- **Work instructions**: State how many lines in the following entries contain the word "image". No other output.

- **Exercise inputs**:

Content starts

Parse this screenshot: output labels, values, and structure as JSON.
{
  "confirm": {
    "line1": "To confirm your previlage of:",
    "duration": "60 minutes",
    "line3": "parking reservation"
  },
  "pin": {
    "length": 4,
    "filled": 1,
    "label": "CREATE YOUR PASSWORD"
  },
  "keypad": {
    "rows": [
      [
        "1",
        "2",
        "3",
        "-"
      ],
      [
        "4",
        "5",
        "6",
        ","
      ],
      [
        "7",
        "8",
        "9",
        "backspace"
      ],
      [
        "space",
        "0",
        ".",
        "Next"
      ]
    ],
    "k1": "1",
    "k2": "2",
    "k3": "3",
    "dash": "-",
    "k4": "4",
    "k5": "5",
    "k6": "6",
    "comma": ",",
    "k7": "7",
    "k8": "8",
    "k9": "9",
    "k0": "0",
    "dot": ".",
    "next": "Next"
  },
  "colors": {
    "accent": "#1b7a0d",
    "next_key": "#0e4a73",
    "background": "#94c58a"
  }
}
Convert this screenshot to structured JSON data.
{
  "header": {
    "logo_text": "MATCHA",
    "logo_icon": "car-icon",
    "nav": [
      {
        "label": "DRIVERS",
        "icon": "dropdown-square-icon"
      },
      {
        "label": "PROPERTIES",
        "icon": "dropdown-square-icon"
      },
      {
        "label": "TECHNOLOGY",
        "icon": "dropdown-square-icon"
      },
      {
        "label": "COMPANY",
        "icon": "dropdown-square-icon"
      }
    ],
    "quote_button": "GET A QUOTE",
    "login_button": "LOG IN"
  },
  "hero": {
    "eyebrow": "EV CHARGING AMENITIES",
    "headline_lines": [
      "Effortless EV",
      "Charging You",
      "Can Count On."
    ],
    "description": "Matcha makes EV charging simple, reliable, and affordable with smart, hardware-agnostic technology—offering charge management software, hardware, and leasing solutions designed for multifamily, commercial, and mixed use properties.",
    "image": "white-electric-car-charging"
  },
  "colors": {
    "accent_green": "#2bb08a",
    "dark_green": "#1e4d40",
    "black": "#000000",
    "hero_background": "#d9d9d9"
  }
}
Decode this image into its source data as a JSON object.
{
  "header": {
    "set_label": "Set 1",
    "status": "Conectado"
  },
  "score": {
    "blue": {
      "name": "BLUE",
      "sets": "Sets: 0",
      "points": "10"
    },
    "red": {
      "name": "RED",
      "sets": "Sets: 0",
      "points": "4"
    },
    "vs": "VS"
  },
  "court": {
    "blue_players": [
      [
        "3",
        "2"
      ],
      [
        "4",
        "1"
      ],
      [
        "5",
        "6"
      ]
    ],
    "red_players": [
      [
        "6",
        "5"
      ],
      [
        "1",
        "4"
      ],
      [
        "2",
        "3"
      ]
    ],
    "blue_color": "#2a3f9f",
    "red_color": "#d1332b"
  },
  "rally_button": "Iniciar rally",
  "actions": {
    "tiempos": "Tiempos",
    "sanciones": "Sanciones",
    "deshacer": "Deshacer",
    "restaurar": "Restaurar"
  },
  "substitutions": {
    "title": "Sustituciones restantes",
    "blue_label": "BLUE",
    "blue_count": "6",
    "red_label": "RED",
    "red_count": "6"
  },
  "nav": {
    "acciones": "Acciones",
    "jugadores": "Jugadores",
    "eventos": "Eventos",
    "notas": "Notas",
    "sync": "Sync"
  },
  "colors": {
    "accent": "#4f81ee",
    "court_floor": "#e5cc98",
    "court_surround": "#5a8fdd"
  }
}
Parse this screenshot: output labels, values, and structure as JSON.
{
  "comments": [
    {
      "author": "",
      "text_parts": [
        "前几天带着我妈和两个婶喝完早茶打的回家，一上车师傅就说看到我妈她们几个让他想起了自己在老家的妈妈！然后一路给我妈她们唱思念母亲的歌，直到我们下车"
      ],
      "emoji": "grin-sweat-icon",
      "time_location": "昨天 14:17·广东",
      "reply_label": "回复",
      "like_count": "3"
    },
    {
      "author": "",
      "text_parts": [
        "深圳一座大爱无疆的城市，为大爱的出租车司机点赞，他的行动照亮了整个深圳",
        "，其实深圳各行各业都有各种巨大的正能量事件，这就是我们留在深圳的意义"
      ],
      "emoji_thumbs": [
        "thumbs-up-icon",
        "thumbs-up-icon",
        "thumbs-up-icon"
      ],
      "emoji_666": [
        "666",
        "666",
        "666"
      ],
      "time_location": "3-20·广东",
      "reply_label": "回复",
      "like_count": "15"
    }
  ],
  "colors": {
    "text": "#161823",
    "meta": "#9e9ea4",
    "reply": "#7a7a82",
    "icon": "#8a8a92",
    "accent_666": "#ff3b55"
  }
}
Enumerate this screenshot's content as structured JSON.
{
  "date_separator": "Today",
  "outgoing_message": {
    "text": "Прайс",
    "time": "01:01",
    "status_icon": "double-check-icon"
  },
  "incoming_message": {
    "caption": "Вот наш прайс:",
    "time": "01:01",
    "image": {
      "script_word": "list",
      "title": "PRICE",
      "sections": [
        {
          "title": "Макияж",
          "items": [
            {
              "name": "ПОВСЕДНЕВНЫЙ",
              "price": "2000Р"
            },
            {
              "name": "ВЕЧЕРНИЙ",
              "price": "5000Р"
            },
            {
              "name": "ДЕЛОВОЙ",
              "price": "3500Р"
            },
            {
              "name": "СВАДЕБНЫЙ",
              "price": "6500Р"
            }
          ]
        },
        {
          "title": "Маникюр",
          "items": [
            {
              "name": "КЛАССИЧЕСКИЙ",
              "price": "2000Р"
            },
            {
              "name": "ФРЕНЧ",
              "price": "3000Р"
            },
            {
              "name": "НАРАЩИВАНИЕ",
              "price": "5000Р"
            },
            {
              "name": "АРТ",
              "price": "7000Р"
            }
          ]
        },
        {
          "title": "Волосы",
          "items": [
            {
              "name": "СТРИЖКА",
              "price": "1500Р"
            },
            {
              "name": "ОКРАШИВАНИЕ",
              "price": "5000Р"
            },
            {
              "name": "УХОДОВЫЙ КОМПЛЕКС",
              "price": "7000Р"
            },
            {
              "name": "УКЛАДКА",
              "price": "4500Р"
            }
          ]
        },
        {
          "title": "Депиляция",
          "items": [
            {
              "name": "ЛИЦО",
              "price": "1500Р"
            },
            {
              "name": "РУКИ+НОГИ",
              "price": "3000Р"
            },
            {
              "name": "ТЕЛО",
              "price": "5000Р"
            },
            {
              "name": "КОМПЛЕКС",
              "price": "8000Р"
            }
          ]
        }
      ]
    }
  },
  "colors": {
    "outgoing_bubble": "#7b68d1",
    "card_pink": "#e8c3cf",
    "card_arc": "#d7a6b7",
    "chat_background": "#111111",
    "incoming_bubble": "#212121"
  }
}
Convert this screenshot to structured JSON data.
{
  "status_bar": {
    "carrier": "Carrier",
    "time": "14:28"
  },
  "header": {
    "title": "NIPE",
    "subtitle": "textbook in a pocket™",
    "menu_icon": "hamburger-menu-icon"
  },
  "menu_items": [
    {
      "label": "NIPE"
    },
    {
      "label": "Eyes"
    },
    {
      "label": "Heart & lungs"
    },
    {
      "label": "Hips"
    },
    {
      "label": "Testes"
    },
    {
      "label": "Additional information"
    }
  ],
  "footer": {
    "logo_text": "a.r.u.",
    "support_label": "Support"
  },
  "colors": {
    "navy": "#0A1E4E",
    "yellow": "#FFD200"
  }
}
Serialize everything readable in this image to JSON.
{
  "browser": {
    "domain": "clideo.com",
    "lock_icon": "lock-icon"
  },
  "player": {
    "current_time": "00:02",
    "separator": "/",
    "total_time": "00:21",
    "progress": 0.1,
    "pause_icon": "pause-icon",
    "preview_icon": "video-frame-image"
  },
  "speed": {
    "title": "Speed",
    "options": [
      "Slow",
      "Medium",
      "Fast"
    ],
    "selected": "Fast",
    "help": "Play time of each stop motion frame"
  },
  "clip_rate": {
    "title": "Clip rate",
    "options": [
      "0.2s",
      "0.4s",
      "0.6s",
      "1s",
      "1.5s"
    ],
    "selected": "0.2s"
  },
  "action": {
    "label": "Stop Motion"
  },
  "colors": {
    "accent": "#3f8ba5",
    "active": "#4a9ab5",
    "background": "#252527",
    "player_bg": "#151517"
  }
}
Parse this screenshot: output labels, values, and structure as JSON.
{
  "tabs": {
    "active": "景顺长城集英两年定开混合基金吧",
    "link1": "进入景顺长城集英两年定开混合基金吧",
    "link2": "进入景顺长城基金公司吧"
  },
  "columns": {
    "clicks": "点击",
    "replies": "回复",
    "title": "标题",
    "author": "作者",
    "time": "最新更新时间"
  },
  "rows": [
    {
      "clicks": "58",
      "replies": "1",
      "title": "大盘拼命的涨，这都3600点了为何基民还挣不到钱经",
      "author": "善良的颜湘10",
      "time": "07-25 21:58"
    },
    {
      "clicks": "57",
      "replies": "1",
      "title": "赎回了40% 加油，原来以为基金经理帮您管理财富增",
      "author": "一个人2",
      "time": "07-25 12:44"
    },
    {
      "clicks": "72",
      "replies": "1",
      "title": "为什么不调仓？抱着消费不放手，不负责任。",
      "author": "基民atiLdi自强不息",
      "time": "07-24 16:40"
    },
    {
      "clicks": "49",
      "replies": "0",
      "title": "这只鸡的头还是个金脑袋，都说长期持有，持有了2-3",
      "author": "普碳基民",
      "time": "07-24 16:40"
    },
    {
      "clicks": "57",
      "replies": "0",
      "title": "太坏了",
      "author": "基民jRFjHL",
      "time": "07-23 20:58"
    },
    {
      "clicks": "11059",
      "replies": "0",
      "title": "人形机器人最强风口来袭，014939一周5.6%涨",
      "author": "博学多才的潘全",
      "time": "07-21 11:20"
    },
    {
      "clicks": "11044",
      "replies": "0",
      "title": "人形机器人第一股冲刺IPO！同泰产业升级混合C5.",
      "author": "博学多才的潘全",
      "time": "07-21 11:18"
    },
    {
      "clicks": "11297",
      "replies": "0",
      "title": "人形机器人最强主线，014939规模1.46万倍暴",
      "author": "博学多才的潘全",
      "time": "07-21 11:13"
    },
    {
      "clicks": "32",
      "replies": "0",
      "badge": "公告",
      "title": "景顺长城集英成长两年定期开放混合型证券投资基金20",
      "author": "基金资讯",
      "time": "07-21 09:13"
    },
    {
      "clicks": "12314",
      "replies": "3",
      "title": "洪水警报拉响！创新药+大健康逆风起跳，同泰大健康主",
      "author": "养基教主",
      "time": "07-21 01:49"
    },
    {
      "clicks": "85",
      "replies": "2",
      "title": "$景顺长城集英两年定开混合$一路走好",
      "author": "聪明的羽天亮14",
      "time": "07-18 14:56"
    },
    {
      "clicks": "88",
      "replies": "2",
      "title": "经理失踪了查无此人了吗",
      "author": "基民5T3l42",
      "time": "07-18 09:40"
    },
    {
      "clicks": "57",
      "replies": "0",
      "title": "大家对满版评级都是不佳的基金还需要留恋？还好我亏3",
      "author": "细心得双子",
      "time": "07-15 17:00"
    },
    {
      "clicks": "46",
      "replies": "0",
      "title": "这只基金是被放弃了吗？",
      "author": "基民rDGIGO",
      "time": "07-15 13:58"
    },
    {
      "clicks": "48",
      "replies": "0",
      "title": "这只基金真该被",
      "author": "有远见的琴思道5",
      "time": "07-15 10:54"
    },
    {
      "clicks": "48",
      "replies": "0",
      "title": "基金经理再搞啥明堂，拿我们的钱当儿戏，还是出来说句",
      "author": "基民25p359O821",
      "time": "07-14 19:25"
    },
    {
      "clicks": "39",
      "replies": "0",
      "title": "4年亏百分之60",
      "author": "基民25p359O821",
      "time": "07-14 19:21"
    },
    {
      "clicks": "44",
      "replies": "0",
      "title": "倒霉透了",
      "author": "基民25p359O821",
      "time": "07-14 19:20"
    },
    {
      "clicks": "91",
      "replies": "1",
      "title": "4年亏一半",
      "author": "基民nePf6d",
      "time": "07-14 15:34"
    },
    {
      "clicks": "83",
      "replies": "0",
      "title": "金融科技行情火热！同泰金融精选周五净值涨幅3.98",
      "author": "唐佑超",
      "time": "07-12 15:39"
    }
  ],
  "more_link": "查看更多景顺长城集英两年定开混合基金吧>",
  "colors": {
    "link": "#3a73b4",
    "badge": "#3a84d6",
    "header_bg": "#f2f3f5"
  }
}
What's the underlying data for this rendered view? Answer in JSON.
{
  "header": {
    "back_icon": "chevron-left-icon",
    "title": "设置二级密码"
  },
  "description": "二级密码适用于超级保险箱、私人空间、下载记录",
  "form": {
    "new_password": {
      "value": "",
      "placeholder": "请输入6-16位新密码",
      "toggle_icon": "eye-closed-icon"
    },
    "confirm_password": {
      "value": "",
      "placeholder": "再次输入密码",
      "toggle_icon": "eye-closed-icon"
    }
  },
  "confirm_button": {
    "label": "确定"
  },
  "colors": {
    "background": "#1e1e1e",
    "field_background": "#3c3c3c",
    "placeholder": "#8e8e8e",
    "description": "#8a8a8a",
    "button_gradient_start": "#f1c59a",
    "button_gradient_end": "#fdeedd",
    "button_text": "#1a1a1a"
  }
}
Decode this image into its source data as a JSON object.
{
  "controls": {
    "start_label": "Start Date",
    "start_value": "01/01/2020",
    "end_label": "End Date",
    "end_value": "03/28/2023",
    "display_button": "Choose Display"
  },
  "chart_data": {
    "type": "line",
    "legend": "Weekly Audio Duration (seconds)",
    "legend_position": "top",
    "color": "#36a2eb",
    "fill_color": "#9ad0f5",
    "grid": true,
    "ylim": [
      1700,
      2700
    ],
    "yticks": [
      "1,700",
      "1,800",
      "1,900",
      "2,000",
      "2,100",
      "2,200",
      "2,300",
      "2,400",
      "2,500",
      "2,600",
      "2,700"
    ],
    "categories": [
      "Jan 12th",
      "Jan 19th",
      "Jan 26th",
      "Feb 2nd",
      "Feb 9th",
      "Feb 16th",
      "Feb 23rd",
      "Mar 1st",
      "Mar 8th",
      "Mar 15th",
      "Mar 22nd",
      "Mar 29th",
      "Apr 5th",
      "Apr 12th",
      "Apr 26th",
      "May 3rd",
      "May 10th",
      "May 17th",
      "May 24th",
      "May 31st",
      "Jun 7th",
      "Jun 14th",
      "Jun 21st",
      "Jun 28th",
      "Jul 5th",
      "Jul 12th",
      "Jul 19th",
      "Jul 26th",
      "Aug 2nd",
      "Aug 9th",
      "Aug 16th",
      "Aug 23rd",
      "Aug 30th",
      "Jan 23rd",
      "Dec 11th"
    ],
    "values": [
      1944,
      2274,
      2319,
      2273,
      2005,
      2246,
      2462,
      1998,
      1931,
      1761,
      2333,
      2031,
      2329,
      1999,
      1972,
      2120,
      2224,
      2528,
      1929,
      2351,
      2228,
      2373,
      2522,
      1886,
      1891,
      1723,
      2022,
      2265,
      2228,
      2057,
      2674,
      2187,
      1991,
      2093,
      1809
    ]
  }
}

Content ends

- **Result of this exercise**: 6